===== Input material =====
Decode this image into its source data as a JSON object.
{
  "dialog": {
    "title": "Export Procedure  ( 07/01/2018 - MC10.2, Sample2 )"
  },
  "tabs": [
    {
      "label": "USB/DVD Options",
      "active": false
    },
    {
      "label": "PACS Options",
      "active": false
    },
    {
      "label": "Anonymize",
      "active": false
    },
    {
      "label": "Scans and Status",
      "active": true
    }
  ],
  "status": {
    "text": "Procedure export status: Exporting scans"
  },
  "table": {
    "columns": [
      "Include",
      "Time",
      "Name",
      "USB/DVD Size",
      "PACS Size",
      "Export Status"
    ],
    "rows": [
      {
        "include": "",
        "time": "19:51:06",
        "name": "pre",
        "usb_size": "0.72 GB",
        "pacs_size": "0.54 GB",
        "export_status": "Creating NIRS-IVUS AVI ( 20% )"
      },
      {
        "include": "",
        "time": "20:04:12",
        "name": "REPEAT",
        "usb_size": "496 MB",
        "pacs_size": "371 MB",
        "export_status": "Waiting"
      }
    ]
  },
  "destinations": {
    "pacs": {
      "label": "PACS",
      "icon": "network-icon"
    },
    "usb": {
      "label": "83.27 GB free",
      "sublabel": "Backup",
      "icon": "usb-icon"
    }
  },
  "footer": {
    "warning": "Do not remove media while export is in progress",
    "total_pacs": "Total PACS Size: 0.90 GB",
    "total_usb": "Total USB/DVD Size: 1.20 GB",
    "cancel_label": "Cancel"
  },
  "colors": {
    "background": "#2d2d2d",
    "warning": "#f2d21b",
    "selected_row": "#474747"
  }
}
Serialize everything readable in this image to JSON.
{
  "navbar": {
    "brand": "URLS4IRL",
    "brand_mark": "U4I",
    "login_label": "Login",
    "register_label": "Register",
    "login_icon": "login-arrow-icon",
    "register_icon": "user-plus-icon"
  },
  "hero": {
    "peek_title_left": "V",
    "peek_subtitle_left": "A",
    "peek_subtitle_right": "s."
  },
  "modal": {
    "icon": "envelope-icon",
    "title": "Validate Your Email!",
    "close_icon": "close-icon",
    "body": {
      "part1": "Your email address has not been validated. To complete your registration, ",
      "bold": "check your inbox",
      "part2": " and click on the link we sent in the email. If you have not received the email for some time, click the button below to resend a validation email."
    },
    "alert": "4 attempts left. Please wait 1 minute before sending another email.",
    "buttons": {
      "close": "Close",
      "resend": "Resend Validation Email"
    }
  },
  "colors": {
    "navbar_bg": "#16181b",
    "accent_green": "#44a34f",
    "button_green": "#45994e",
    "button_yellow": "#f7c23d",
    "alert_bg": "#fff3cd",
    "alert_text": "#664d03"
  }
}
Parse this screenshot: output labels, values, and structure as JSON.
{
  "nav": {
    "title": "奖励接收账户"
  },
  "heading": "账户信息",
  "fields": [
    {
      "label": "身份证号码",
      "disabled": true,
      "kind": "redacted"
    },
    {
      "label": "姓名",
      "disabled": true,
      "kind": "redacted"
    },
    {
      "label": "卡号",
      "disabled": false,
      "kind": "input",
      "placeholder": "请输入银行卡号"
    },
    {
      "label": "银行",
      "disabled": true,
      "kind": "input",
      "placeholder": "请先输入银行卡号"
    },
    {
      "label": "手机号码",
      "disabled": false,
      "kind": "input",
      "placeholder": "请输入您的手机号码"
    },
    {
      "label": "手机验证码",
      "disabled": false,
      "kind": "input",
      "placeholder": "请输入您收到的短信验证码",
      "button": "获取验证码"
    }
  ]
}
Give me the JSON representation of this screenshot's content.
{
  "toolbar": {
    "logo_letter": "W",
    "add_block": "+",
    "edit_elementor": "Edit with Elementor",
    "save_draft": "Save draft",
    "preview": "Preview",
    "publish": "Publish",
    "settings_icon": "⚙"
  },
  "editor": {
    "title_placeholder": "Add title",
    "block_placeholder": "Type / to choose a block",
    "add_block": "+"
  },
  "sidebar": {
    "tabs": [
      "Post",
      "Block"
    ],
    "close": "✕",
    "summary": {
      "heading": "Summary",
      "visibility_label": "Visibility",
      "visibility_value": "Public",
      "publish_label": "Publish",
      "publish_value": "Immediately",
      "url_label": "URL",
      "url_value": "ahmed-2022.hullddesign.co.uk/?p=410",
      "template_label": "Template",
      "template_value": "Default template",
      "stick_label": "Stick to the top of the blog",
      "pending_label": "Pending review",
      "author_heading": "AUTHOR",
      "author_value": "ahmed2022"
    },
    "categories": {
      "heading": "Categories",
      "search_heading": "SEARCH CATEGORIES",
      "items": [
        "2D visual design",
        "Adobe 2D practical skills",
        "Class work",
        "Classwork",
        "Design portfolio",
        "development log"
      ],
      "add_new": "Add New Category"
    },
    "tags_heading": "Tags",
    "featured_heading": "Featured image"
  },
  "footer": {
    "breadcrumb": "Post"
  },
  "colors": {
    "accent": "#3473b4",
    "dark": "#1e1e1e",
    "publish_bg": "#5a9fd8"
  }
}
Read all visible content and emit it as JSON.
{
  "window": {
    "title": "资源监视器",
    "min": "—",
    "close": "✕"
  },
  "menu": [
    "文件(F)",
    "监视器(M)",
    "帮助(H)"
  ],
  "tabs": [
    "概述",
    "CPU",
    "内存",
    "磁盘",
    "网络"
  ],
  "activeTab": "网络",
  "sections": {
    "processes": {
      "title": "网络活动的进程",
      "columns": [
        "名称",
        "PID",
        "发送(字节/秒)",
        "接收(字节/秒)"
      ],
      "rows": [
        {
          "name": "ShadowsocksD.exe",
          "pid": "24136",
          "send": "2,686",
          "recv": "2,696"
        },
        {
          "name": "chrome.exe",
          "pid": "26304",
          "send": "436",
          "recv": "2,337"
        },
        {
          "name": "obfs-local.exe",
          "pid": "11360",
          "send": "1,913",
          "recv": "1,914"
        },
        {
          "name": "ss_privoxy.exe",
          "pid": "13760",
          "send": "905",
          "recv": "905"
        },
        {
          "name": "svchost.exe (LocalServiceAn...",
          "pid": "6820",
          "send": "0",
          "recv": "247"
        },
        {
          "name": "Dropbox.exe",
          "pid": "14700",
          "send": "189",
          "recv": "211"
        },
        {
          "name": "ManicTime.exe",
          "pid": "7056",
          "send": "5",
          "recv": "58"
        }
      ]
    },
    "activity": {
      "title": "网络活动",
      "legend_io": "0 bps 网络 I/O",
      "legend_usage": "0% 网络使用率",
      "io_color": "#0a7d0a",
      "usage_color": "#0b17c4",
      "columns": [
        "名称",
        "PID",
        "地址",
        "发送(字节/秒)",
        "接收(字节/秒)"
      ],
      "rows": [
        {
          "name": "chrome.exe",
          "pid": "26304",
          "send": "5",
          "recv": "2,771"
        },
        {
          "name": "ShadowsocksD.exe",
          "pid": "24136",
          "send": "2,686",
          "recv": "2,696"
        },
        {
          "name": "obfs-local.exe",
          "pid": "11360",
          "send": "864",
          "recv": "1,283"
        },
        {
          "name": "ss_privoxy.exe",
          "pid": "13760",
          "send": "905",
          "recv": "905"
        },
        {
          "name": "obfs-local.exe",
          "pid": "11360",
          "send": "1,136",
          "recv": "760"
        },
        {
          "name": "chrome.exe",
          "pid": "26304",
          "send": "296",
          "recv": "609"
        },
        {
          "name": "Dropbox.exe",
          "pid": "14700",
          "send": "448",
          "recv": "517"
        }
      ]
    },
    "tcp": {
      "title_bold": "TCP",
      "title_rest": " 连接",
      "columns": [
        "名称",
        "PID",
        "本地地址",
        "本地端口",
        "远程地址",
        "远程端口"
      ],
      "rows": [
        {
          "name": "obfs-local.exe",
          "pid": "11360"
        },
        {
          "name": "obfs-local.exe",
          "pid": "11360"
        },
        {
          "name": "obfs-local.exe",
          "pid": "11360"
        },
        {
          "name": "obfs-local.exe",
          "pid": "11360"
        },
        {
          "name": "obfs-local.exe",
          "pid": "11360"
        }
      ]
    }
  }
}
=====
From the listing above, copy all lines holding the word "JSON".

→ **Answer to this exercise**:
Decode this image into its source data as a JSON object.
Serialize everything readable in this image to JSON.
Parse this screenshot: output labels, values, and structure as JSON.
Give me the JSON representation of this screenshot's content.
Read all visible content and emit it as JSON.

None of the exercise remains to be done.